Scared To Death 1: The Vampire From The Marshes

Scared To Death 1: The Vampire From The Marshes
Scared To Death 1 The Vampire From The Marshes Review
  • UK publisher / ISBN: Cinebook - 978-1-905460-47-2
  • Volume No.: 1
  • Release date: 2000
  • English language release date: 2008
  • UPC: 9781905460472
  • Contains adult content?: no
  • Does this pass the Bechdel test?: no
  • Positive minority portrayal?: no

The supernatural has always provided interesting source material for storytellers, and around the period of the mid 1990s to early 2000s you couldn’t move for the sheer amount of genre literature, illustrated or otherwise, being produced. To that vast catalogue of stories both excellent and utterly dire we submit Scared to Death, a French series from writer Virginie Vanholme and artist Mauricet aimed at the pre- to early-teen market from the turn of the millennium.

Robin and Max are very different boys. Robin is clever and reserved while Max is the handsome lad with borderline ADHD who finds trouble, but despite the differences, they are good friends.

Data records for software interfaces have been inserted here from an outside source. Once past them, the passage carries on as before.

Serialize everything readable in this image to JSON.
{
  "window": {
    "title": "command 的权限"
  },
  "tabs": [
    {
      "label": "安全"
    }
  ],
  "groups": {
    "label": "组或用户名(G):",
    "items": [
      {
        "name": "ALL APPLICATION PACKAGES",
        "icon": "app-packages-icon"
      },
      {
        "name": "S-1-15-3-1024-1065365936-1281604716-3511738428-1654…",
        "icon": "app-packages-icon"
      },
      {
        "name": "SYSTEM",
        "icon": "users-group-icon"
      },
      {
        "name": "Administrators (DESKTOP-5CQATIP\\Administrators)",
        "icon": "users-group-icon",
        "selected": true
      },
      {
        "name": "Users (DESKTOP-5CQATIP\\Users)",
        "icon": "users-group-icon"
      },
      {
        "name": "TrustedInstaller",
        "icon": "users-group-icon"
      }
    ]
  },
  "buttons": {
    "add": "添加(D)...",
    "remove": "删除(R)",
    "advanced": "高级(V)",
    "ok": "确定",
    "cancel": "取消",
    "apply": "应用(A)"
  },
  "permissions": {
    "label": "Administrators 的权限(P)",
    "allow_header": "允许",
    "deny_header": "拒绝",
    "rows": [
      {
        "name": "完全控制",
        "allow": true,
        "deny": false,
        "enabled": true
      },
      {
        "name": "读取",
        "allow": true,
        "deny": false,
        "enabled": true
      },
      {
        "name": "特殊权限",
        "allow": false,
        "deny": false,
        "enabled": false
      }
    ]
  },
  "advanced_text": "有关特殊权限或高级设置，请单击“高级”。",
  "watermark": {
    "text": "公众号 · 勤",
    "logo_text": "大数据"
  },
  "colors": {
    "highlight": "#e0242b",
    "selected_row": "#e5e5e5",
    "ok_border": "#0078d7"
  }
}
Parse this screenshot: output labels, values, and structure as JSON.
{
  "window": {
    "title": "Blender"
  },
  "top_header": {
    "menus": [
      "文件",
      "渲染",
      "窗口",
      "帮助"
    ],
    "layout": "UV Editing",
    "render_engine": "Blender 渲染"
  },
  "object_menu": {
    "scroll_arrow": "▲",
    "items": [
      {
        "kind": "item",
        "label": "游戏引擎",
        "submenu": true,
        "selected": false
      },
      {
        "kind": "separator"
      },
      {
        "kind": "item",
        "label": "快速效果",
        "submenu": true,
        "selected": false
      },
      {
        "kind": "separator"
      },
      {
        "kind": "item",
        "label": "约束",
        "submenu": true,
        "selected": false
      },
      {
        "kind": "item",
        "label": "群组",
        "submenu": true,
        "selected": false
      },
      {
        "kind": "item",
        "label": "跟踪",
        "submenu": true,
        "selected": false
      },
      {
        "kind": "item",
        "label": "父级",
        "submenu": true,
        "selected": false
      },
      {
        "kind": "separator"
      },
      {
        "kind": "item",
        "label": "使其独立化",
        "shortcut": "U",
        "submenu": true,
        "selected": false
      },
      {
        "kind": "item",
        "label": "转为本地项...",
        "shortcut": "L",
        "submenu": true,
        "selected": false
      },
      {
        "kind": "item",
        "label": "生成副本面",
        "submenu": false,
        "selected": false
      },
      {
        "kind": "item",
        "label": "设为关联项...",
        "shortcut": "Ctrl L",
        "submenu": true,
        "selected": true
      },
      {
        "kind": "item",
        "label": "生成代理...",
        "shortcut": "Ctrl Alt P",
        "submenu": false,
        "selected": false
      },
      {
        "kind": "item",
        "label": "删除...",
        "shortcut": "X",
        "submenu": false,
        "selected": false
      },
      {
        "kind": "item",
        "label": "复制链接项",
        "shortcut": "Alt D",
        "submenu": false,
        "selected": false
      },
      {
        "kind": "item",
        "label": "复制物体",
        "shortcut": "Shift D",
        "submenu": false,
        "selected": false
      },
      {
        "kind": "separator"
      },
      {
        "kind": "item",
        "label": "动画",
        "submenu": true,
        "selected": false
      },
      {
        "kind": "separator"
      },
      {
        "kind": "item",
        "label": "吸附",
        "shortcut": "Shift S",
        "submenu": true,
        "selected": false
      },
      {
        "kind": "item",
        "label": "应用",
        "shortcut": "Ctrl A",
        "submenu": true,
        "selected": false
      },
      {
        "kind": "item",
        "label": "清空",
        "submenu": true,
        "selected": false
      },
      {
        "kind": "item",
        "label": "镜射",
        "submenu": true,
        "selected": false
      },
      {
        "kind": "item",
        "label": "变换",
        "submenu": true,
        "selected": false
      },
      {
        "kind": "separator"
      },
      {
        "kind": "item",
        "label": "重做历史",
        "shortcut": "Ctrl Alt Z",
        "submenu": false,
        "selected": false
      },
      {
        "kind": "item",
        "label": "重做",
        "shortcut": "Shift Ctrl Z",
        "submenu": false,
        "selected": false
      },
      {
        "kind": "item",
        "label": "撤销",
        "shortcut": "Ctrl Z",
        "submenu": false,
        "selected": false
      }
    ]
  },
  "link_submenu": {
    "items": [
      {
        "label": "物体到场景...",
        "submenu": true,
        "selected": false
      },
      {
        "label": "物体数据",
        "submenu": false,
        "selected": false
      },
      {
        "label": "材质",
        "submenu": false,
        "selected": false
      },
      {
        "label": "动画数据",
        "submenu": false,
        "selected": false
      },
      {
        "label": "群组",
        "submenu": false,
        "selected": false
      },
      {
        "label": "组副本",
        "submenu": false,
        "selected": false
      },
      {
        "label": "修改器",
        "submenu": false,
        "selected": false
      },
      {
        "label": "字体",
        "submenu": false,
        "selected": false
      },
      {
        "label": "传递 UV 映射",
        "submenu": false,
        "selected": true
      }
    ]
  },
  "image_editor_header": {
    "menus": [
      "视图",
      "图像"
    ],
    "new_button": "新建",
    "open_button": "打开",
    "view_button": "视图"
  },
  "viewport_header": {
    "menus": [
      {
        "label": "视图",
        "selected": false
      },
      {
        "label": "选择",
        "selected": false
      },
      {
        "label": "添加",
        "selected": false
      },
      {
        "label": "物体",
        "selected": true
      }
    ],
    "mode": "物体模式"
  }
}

What they have in common is shared love of video games and an interest in the macabre; something Robin’s house is not short on. His father is Doctor Lavigne, an unspecified medical practitioner and academic whose study is full of all sorts of strange cases holding no end of fascination for the boys. Not that they should be in there. Robin usually sneaks in and he has something to show Max: photographs of his father’s latest case, an unsolved mystery of a dead man riddled with small puncture wounds found at Deadwater Swamp. Max jokingly suggests that a band of vampires have moved into town and- just for fun- they decide to look into it. They don’t realise how close to the truth they are.

The Vampire from the Marshes is part horror, part adventure, building on a growing sense of foreboding through the suggestion that something unnatural is occurring. This is a skill Vanholme employs well in tandem with a talent for scripting very believable personalities. Max and Robin sound and feel like normal boys, a sense enhanced by Mauricet’s dynamic cartooning and skilful rendering of expressions and movements through hard lines and shadows. There’s also a wide variety of body shapes on display and it’s impressive how the artist captures Max’s energy, Dr Lavigne’s gangly frame or a policeman’s burly stature. It’s a book for kids so Mauricet has toned down the art in places to avoid it being overly creepy, facilitating shadows and layout to set the tone and helped by colourist Laurent’s evocative palette.

There’s a lot to like about Scared To Death but a few things keep it from being a great story (in English anyway). There’s a plausible but unsatisfying conclusion to a mystery that may/may not be setting up later storylines in the series, though it’s unlikely the intended readership are going to quibble or notice.

Some of the humour is slightly bawdy and there’s some mild swearing, both common to a company of boys. Ask anyone with sons or brothers. However, Luke Spear’s translation is odd, making the lads sound like upper middle-class old men in a country club. It does Vanholme’s script no justice, diluting her attempts to capture what boys are like, and clashes with Mauricet’s art, which succeeds in capturing a spirit of adventure. It’s hard not to think this be a much better story with an updated, more respectful translation.

There’s a charm to The Vampire from the Marshes with its lovely character interplay and decent artwork, making it pleasant despite its flaws which are primarily no fault of the creators. The series continues in Malevolence and Mandrake.